#### Work order:
Lines from the entries below that hold "screenshot" form the answer; copy all of them.

Dataset records
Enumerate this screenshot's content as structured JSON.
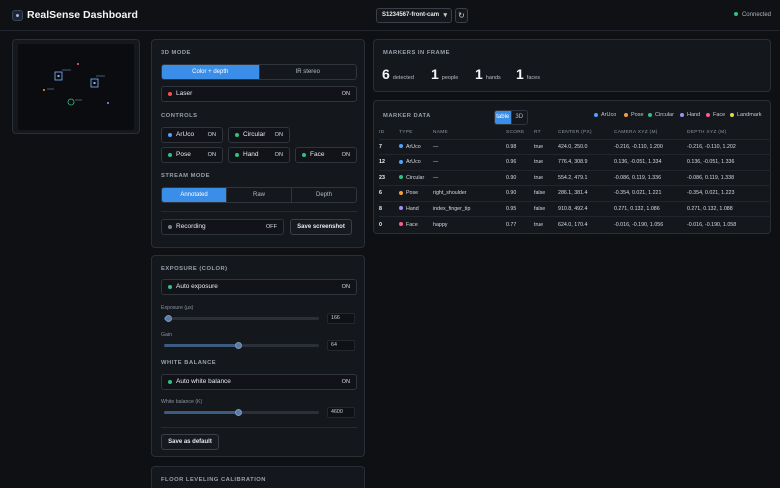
{
  "header": {
    "title": "RealSense Dashboard",
    "camera": "S1234567-front-cam",
    "status": "Connected",
    "refresh_icon": "refresh-icon"
  },
  "viewer": {
    "markers": [
      "ArUco",
      "Pose",
      "Circular",
      "Hand",
      "Face"
    ]
  },
  "mode3d": {
    "title": "3D MODE",
    "options": [
      "Color + depth",
      "IR stereo"
    ],
    "laser": {
      "label": "Laser",
      "state": "ON"
    }
  },
  "controls": {
    "title": "CONTROLS",
    "items": [
      {
        "label": "ArUco",
        "state": "ON",
        "color": "#4fa3ff"
      },
      {
        "label": "Circular",
        "state": "ON",
        "color": "#2ec27e"
      },
      {
        "label": "Pose",
        "state": "ON",
        "color": "#f59e3b"
      },
      {
        "label": "Hand",
        "state": "ON",
        "color": "#2ec27e"
      },
      {
        "label": "Face",
        "state": "ON",
        "color": "#2ec27e"
      }
    ]
  },
  "stream": {
    "title": "STREAM MODE",
    "options": [
      "Annotated",
      "Raw",
      "Depth"
    ],
    "recording": {
      "label": "Recording",
      "state": "OFF"
    },
    "save_label": "Save screenshot"
  },
  "exposure": {
    "title": "EXPOSURE (COLOR)",
    "auto": {
      "label": "Auto exposure",
      "state": "ON"
    },
    "exposure_label": "Exposure (µs)",
    "exposure_value": "166",
    "exposure_fraction": 0.03,
    "gain_label": "Gain",
    "gain_value": "64",
    "gain_fraction": 0.48
  },
  "white_balance": {
    "title": "WHITE BALANCE",
    "auto": {
      "label": "Auto white balance",
      "state": "ON"
    },
    "wb_label": "White balance (K)",
    "wb_value": "4600",
    "wb_fraction": 0.48,
    "default_label": "Save as default"
  },
  "floor": {
    "title": "FLOOR LEVELING CALIBRATION"
  },
  "markers_in_frame": {
    "title": "MARKERS IN FRAME",
    "stats": [
      {
        "n": "6",
        "label": "detected"
      },
      {
        "n": "1",
        "label": "people"
      },
      {
        "n": "1",
        "label": "hands"
      },
      {
        "n": "1",
        "label": "faces"
      }
    ]
  },
  "marker_data": {
    "title": "MARKER DATA",
    "view_options": [
      "table",
      "3D"
    ],
    "legend": [
      {
        "label": "ArUco",
        "color": "#4fa3ff"
      },
      {
        "label": "Pose",
        "color": "#f59e3b"
      },
      {
        "label": "Circular",
        "color": "#2ec27e"
      },
      {
        "label": "Hand",
        "color": "#a78bfa"
      },
      {
        "label": "Face",
        "color": "#ff5c8a"
      },
      {
        "label": "Landmark",
        "color": "#e8d44d"
      }
    ],
    "columns": [
      "ID",
      "TYPE",
      "NAME",
      "SCORE",
      "RT",
      "CENTER (PX)",
      "CAMERA XYZ (M)",
      "DEPTH XYZ (M)"
    ],
    "rows": [
      {
        "id": "7",
        "type": "ArUco",
        "color": "#4fa3ff",
        "name": "—",
        "score": "0.98",
        "rt": "true",
        "center": "424.0, 250.0",
        "cam": "-0.216, -0.110, 1.200",
        "depth": "-0.216, -0.110, 1.202"
      },
      {
        "id": "12",
        "type": "ArUco",
        "color": "#4fa3ff",
        "name": "—",
        "score": "0.96",
        "rt": "true",
        "center": "776.4, 308.9",
        "cam": "0.136, -0.051, 1.334",
        "depth": "0.136, -0.051, 1.336"
      },
      {
        "id": "23",
        "type": "Circular",
        "color": "#2ec27e",
        "name": "—",
        "score": "0.90",
        "rt": "true",
        "center": "554.2, 479.1",
        "cam": "-0.086, 0.119, 1.336",
        "depth": "-0.086, 0.119, 1.338"
      },
      {
        "id": "6",
        "type": "Pose",
        "color": "#f59e3b",
        "name": "right_shoulder",
        "score": "0.90",
        "rt": "false",
        "center": "286.1, 381.4",
        "cam": "-0.354, 0.021, 1.221",
        "depth": "-0.354, 0.021, 1.223"
      },
      {
        "id": "8",
        "type": "Hand",
        "color": "#a78bfa",
        "name": "index_finger_tip",
        "score": "0.95",
        "rt": "false",
        "center": "910.8, 492.4",
        "cam": "0.271, 0.132, 1.086",
        "depth": "0.271, 0.132, 1.088"
      },
      {
        "id": "0",
        "type": "Face",
        "color": "#ff5c8a",
        "name": "happy",
        "score": "0.77",
        "rt": "true",
        "center": "624.0, 170.4",
        "cam": "-0.016, -0.190, 1.056",
        "depth": "-0.016, -0.190, 1.058"
      }
    ]
  }
}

#### Task result:
Enumerate this screenshot's content as structured JSON.
    "save_label": "Save screenshot"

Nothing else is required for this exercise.